Making yourself standout in a pool of thousands of applicants is especially difficult in today’s economy. Handing out your resume is most likely not enough to even get you in the door. With the intensification of web and social media more employers are looking for digital samples of work, thoughts, and other accomplishments. I wanted to outline some steps you can take to build your personal brand and build a web presence.
1. Building Your Brand: Building your brand is essential for gaining a good reputation. Start by connecting through social media site such as LinkedIN, Twitter, Facebook, and Google Plus. This will help increase your visibility on the web and help you easily be more found.
- Post content related to your career goals and things you find interesting, not content related to how messed up you were this weekend.
- Connect with people in your industry to ask questions and networking opportunities. Most connections and opportunities are based off referrals today, and it’s import to expand your network.
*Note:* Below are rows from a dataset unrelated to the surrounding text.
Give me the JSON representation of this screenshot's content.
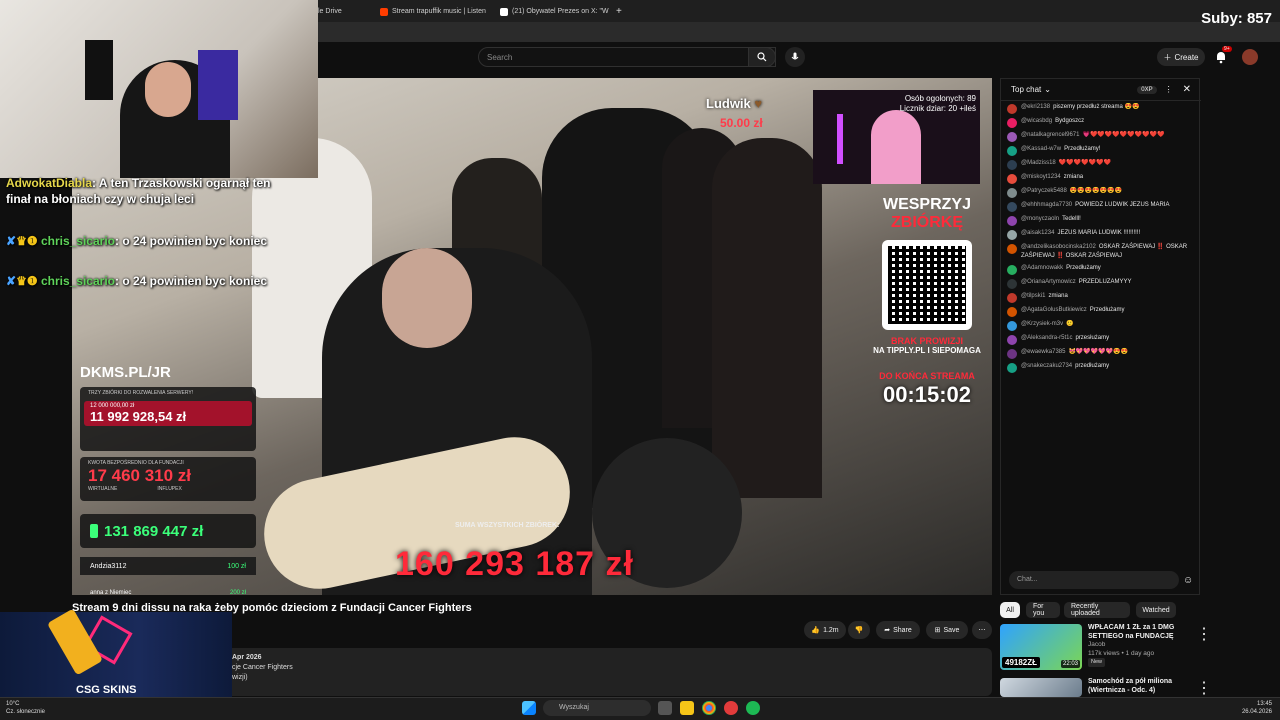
{
  "browser": {
    "tabs": [
      {
        "label": "le Drive",
        "color": "#4285f4"
      },
      {
        "label": "Stream trapuffik music | Listen",
        "color": "#ff3d00"
      },
      {
        "label": "(21) Obywatel Prezes on X: \"W",
        "color": "#ffffff"
      }
    ],
    "new_tab": "+"
  },
  "subs_counter": "Suby: 857",
  "youtube": {
    "search_placeholder": "Search",
    "create_label": "Create",
    "notif_badge": "9+"
  },
  "stream_chat_overlay": [
    {
      "user": "AdwokatDiabla",
      "text": ": A ten Trzaskowski ogarnął ten",
      "text2": "finał na błoniach czy w chuja leci"
    },
    {
      "user": "chris_sicario",
      "text": ": o 24 powinien byc koniec"
    },
    {
      "user": "chris_sicario",
      "text": ": o 24 powinien byc koniec"
    }
  ],
  "video_overlay": {
    "ludwik_name": "Ludwik",
    "ludwik_amount": "50.00 zł",
    "viewers_label": "Osób ogolonych: 89",
    "counter_label": "Licznik dziar: 20 +ileś",
    "support_title1": "WESPRZYJ",
    "support_title2": "ZBIÓRKĘ",
    "no_fee1": "BRAK PROWIZJI",
    "no_fee2": "NA TIPPLY.PL I SIEPOMAGA",
    "until_end": "DO KOŃCA STREAMA",
    "timer": "00:15:02",
    "site": "DKMS.PL/JR",
    "panel_header": "TRZY ZBIÓRKI DO ROZWALENIA SERWERY!",
    "goal": "12 000 000,00 zł",
    "amount1": "11 992 928,54 zł",
    "amount2_label": "KWOTA BEZPOŚREDNIO DLA FUNDACJI",
    "amount2": "17 460 310 zł",
    "virtual_label": "WIRTUALNE",
    "influ_label": "INFLUPEX",
    "amount3": "131 869 447 zł",
    "donor1": "Andzia3112",
    "donor1_amt": "100 zł",
    "donor2": "anna z Niemiec",
    "donor2_amt": "200 zł",
    "big_total": "160 293 187 zł",
    "all_label": "SUMA WSZYSTKICH ZBIÓREK:"
  },
  "chat": {
    "title": "Top chat",
    "xp": "0XP",
    "input_placeholder": "Chat...",
    "messages": [
      {
        "user": "@ekri2138",
        "text": "piszemy przedłuż streama 😍😍",
        "color": "#c0392b"
      },
      {
        "user": "@wicasbdg",
        "text": "Bydgoszcz",
        "color": "#e91e63"
      },
      {
        "user": "@natalkagrencel9671",
        "text": "💗❤️❤️❤️❤️❤️❤️❤️❤️❤️❤️",
        "color": "#9b59b6"
      },
      {
        "user": "@Kassad-w7w",
        "text": "Przedłużamy!",
        "color": "#16a085"
      },
      {
        "user": "@Madziss18",
        "text": "❤️❤️❤️❤️❤️❤️❤️",
        "color": "#2c3e50"
      },
      {
        "user": "@miskoyt1234",
        "text": "zmiana",
        "color": "#e74c3c"
      },
      {
        "user": "@Patryczek5488",
        "text": "😍😍😍😍😍😍😍",
        "color": "#7f8c8d"
      },
      {
        "user": "@ehhhmagda7730",
        "text": "POWIEDZ LUDWIK JEZUS MARIA",
        "color": "#34495e"
      },
      {
        "user": "@monyczaoln",
        "text": "Tedelll!",
        "color": "#8e44ad"
      },
      {
        "user": "@aisak1234",
        "text": "JEZUS MARIA LUDWIK !!!!!!!!!!",
        "color": "#95a5a6"
      },
      {
        "user": "@andzelikasobocinska2102",
        "text": "OSKAR ZAŚPIEWAJ ‼️ OSKAR ZAŚPIEWAJ ‼️ OSKAR ZAŚPIEWAJ",
        "color": "#d35400"
      },
      {
        "user": "@Adamnowakk",
        "text": "Przedłużamy",
        "color": "#27ae60"
      },
      {
        "user": "@OrianaArtymowicz",
        "text": "PRZEDLUZAMYYY",
        "color": "#2d3436"
      },
      {
        "user": "@tilpski1",
        "text": "zmiana",
        "color": "#c0392b"
      },
      {
        "user": "@AgataGolusButkiewicz",
        "text": "Przedłużamy",
        "color": "#d35400"
      },
      {
        "user": "@Krzysiek-m3v",
        "text": "🙂",
        "color": "#3498db"
      },
      {
        "user": "@Aleksandra-r5t1c",
        "text": "przesłużamy",
        "color": "#8e44ad"
      },
      {
        "user": "@ewaewka7385",
        "text": "😻💖💖💖💖💖😍😍",
        "color": "#6c3483"
      },
      {
        "user": "@snakeczaku2734",
        "text": "przedłużamy",
        "color": "#16a085"
      }
    ]
  },
  "video": {
    "title": "Stream 9 dni dissu na raka żeby pomóc dzieciom z Fundacji Cancer Fighters",
    "likes": "1.2m",
    "share": "Share",
    "save": "Save",
    "desc_date": "Apr 2026",
    "desc_line": "cje Cancer Fighters",
    "desc_line2": "wizji)"
  },
  "recommendations": {
    "chips": [
      "All",
      "For you",
      "Recently uploaded",
      "Watched"
    ],
    "items": [
      {
        "title": "WPŁACAM 1 ZŁ za 1 DMG SETTIEGO na FUNDACJĘ",
        "channel": "Jacob",
        "meta": "117k views • 1 day ago",
        "badge": "New",
        "duration": "22:03",
        "thumb_text": "49182ZŁ"
      },
      {
        "title": "Samochód za pół miliona (Wiertnicza - Odc. 4)",
        "channel": "",
        "meta": "",
        "badge": "",
        "duration": "",
        "thumb_text": ""
      }
    ]
  },
  "csg": {
    "label": "CSG SKINS"
  },
  "taskbar": {
    "weather_temp": "10°C",
    "weather_desc": "Cz. słonecznie",
    "search_label": "Wyszukaj",
    "time": "13:45",
    "date": "26.04.2026"
  }
}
- Interact on company websites you want to work for. Like them, share their posts, and comment on topics you find interesting. This helps establish credibility and might get you noticed.
Continue reading →
If this isn’t a real sign that the times are really changing, then I don’t know what is. Some investment firms are now asking you for your “web presence” on social websites such as Facebook, Twitter, Tumblr, or your personal blog, instead of a traditional resume, either submitted online or on a desk. The reason being for this, is that they are more interested “in what people are like, what they are like to work with, how they think”, says Christina Cacioppo, an associate and Union Square Ventures, who blogs about this very type of thing.
Now, for someone like me, this type of evolution in the hiring process would, without question, make me alter where I post content, what kind of content, and how frequently I do so. In fact, there’s quite a few people I know who would be immediately tossed away to the side as a potential employee, based solely on the type of content they post online to social networks. Scary, eh?